A couple motivating principles:
- Editing and reviewing should be open to everyone.
- The higher a user's tag score, the smoother their process for contributing to docs.
Folks vote to approve or reject edits as we do now.
When the net vote reaches +5 it is accepted and at -3 it is rejected.
Votes by users with greater tag score carry extra weight
(say 6 for gold; 4 silver; and 2 bronze).
Half of a user's weight goes towards approval of any edit they propose
(so a proposal by a gold badger starts at +3; silver at +2; bronze at +1).
A net-score rule like this is used currently for tag synonyms (+4 passes, -2 fails); and tag weight is similar to the dupe hammer.
Going back to the two motivating points:
- In contrast with a different proposal I liked -- Minimum tag score for adding documentation, we would not be "limiting contributions to people who clear an arbitrary (if rational) bar", so participation would be open to everyone.
- Established SO users will not be demotivated to participate by the need to spend a lot of time managing low-quality, robo-approved contributions.
Some users may prefer to contribute to docs rather than Q&A. We should give them some path to become "established" contributors to a tag, too.
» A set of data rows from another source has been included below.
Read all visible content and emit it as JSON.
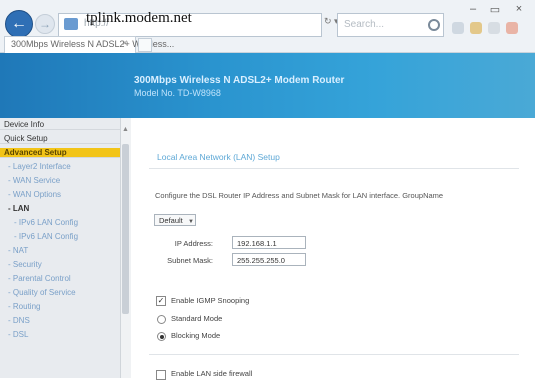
{
  "browser": {
    "url": "tplink.modem.net",
    "address_prefix": "http://",
    "search_placeholder": "Search...",
    "tab_title": "300Mbps Wireless N ADSL2+ Wireless...",
    "controls": {
      "minimize": "–",
      "maximize": "▭",
      "close": "×"
    }
  },
  "banner": {
    "title": "300Mbps Wireless N ADSL2+ Modem Router",
    "model": "Model No. TD-W8968"
  },
  "sidebar": {
    "items": [
      {
        "label": "Device Info",
        "level": "top"
      },
      {
        "label": "Quick Setup",
        "level": "top"
      },
      {
        "label": "Advanced Setup",
        "level": "top",
        "active": true
      },
      {
        "label": "- Layer2 Interface",
        "level": "sub"
      },
      {
        "label": "- WAN Service",
        "level": "sub"
      },
      {
        "label": "- WAN Options",
        "level": "sub"
      },
      {
        "label": "- LAN",
        "level": "sub",
        "current": true
      },
      {
        "label": "- IPv6 LAN Config",
        "level": "subsub"
      },
      {
        "label": "- IPv6 LAN Config",
        "level": "subsub"
      },
      {
        "label": "- NAT",
        "level": "sub"
      },
      {
        "label": "- Security",
        "level": "sub"
      },
      {
        "label": "- Parental Control",
        "level": "sub"
      },
      {
        "label": "- Quality of Service",
        "level": "sub"
      },
      {
        "label": "- Routing",
        "level": "sub"
      },
      {
        "label": "- DNS",
        "level": "sub"
      },
      {
        "label": "- DSL",
        "level": "sub"
      }
    ]
  },
  "main": {
    "section_title": "Local Area Network (LAN) Setup",
    "description": "Configure the DSL Router IP Address and Subnet Mask for LAN interface.  GroupName",
    "group_select": "Default",
    "ip_address_label": "IP Address:",
    "ip_address_value": "192.168.1.1",
    "subnet_mask_label": "Subnet Mask:",
    "subnet_mask_value": "255.255.255.0",
    "igmp_snooping_label": "Enable IGMP Snooping",
    "standard_mode_label": "Standard Mode",
    "blocking_mode_label": "Blocking Mode",
    "lan_firewall_label": "Enable LAN side firewall"
  },
  "colors": {
    "banner_blue": "#2a94cf",
    "active_menu": "#f2c418",
    "link_blue": "#5ea8d6"
  }
}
However, it is hard to recognize expertise in the context of docs, so I'd just go with crude rules based on quantity, rather than quality:
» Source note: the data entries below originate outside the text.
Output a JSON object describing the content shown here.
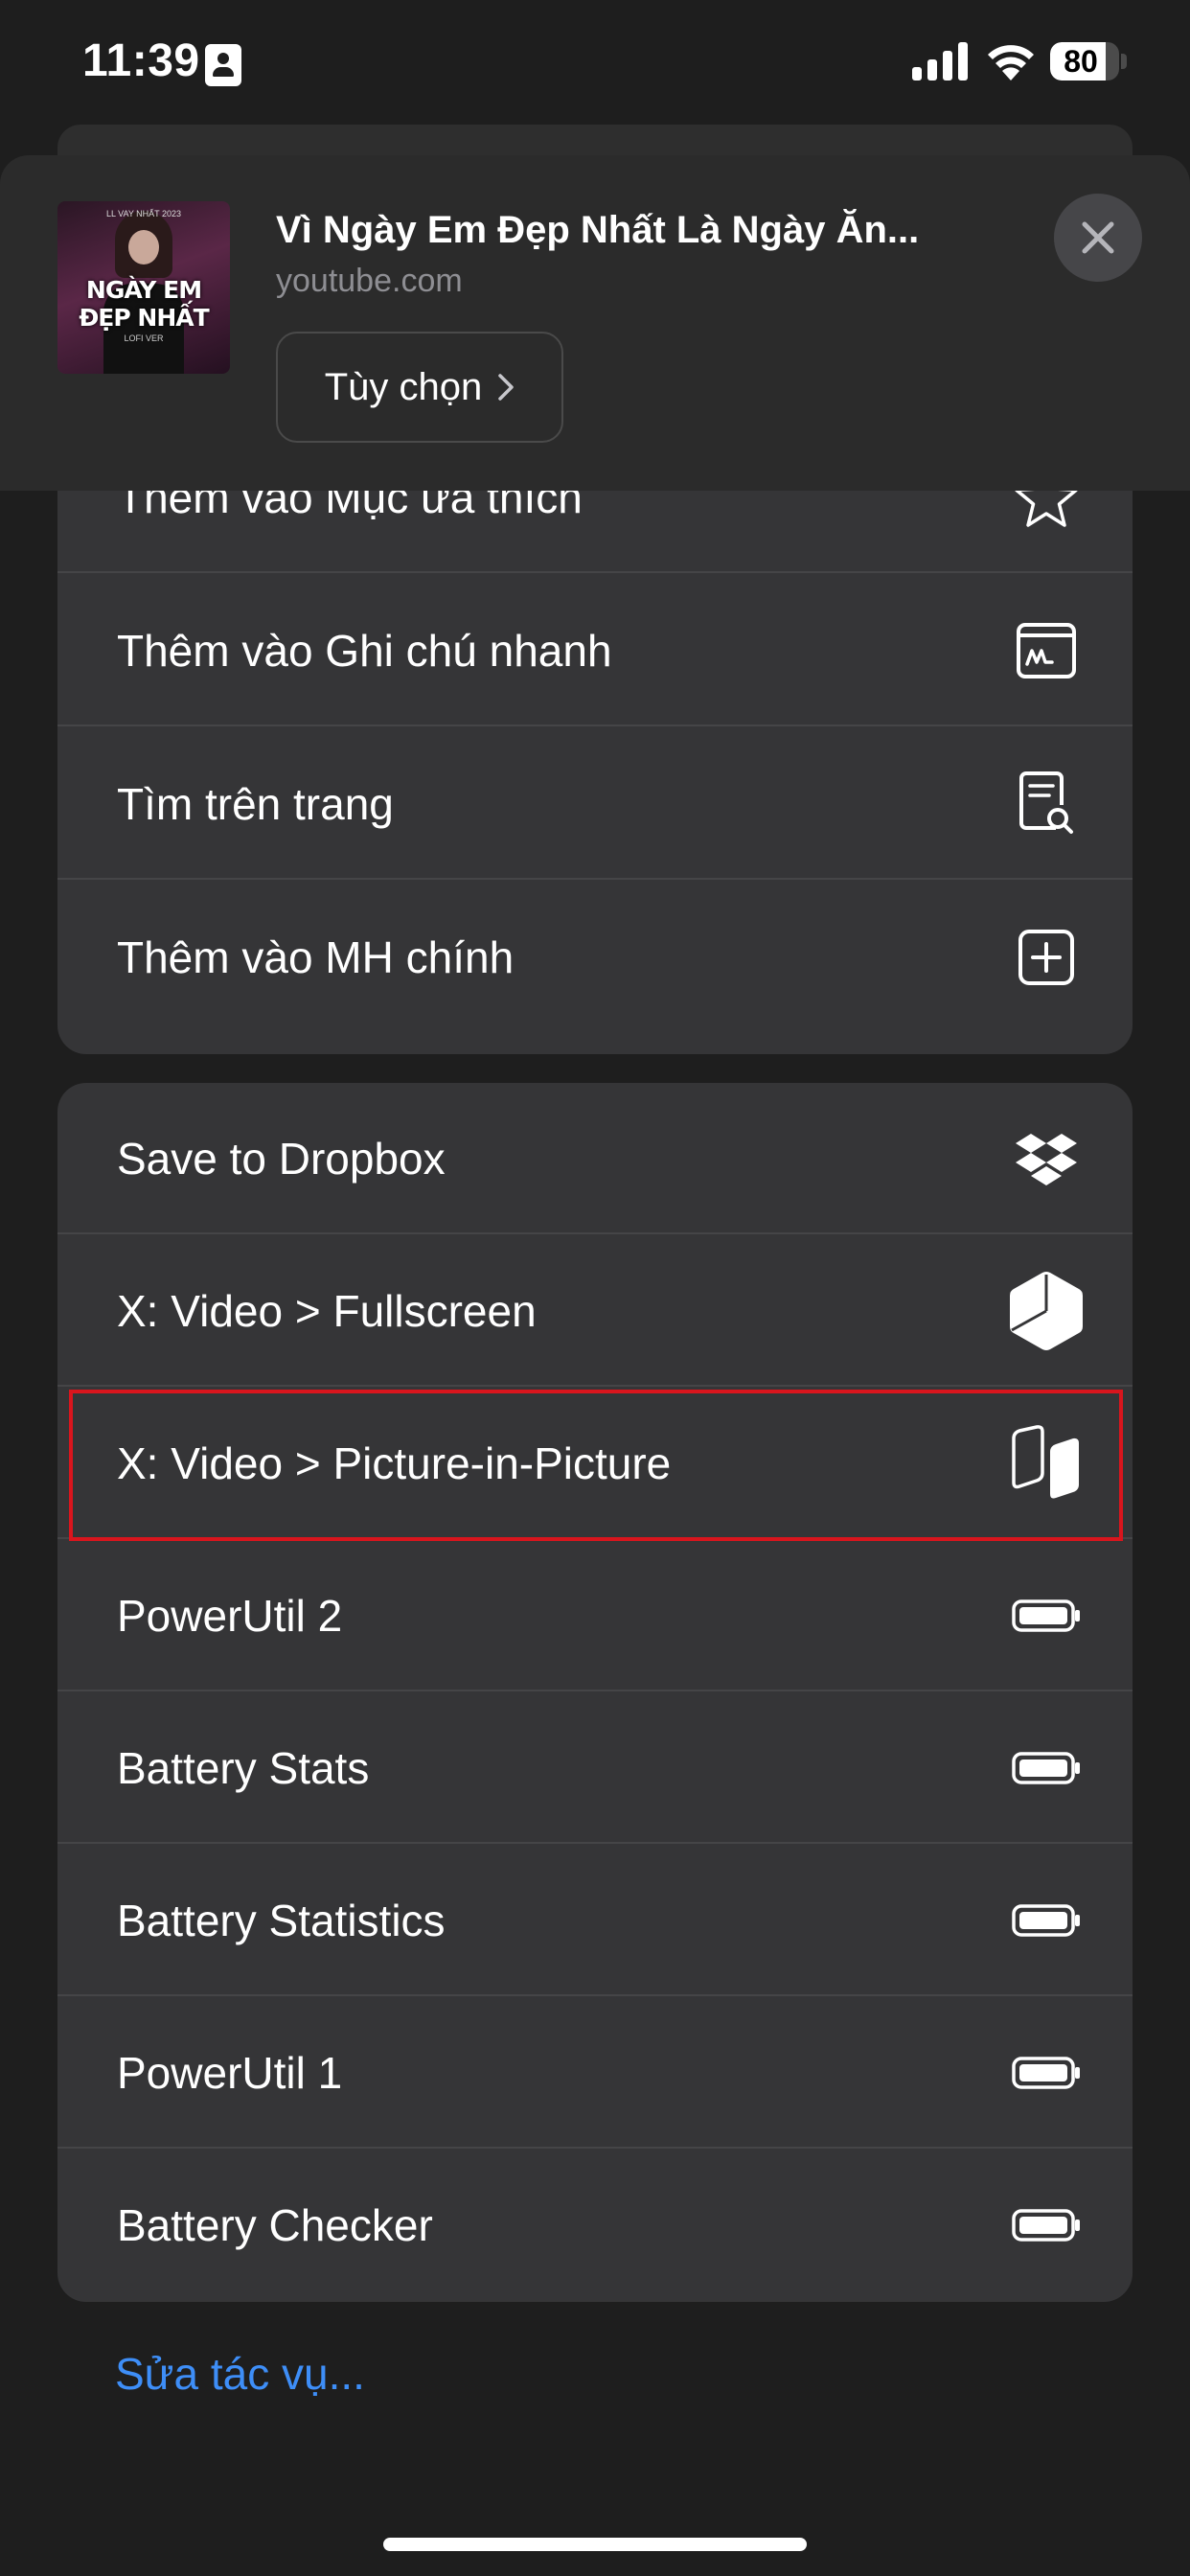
{
  "status_bar": {
    "time": "11:39",
    "battery_level": "80",
    "battery_fraction": 0.8
  },
  "share_header": {
    "title": "Vì Ngày Em Đẹp Nhất Là Ngày Ăn...",
    "domain": "youtube.com",
    "options_label": "Tùy chọn",
    "thumbnail": {
      "top_text": "LL VAY NHẤT 2023",
      "main_text": "NGÀY EM ĐẸP NHẤT",
      "bottom_text": "LOFI VER"
    }
  },
  "menu_group_1": {
    "items": [
      {
        "label": "Thêm vào Mục ưa thích",
        "icon": "star-icon"
      },
      {
        "label": "Thêm vào Ghi chú nhanh",
        "icon": "quick-note-icon"
      },
      {
        "label": "Tìm trên trang",
        "icon": "find-on-page-icon"
      },
      {
        "label": "Thêm vào MH chính",
        "icon": "add-square-icon"
      }
    ]
  },
  "menu_group_2": {
    "items": [
      {
        "label": "Save to Dropbox",
        "icon": "dropbox-icon"
      },
      {
        "label": "X: Video > Fullscreen",
        "icon": "fullscreen-cube-icon"
      },
      {
        "label": "X: Video > Picture-in-Picture",
        "icon": "pip-shapes-icon"
      },
      {
        "label": "PowerUtil 2",
        "icon": "battery-icon"
      },
      {
        "label": "Battery Stats",
        "icon": "battery-icon"
      },
      {
        "label": "Battery Statistics",
        "icon": "battery-icon"
      },
      {
        "label": "PowerUtil 1",
        "icon": "battery-icon"
      },
      {
        "label": "Battery Checker",
        "icon": "battery-icon"
      }
    ]
  },
  "edit_actions_label": "Sửa tác vụ...",
  "colors": {
    "background": "#1e1e1e",
    "group_background": "#353537",
    "link_blue": "#3e8ef7",
    "highlight_red": "#d9151d"
  }
}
Performing 250 reviews in a tag gets you +1 tag weight; and making 250 accepted edits gets you another +1, up to a max of the 6 of a gold badger. Rejections and review audit failures could count against a user's total. For editing purposes, "half a user's weight" could mean half, rounded up.
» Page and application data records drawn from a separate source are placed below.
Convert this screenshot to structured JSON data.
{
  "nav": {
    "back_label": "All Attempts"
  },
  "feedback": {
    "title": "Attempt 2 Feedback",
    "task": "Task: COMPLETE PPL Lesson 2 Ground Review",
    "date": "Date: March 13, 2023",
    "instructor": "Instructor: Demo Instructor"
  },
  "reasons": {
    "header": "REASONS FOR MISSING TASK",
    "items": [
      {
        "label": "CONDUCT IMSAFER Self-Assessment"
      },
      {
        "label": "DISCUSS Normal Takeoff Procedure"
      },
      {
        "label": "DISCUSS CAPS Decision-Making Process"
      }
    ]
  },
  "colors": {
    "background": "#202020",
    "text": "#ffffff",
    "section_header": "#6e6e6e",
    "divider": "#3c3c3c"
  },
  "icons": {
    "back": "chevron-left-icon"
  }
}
For small tags, gold, silver and bronze badges may be too high a set of bars; and for large tags, they may be too low. The rules could be on a scale, perhaps:
A small tag (500-2,500 questions) has open editing and review as we have now; while a larger tag (2,500+ questions) has the rules described above.
Fwiw, I just found a discussion post with a similar idea.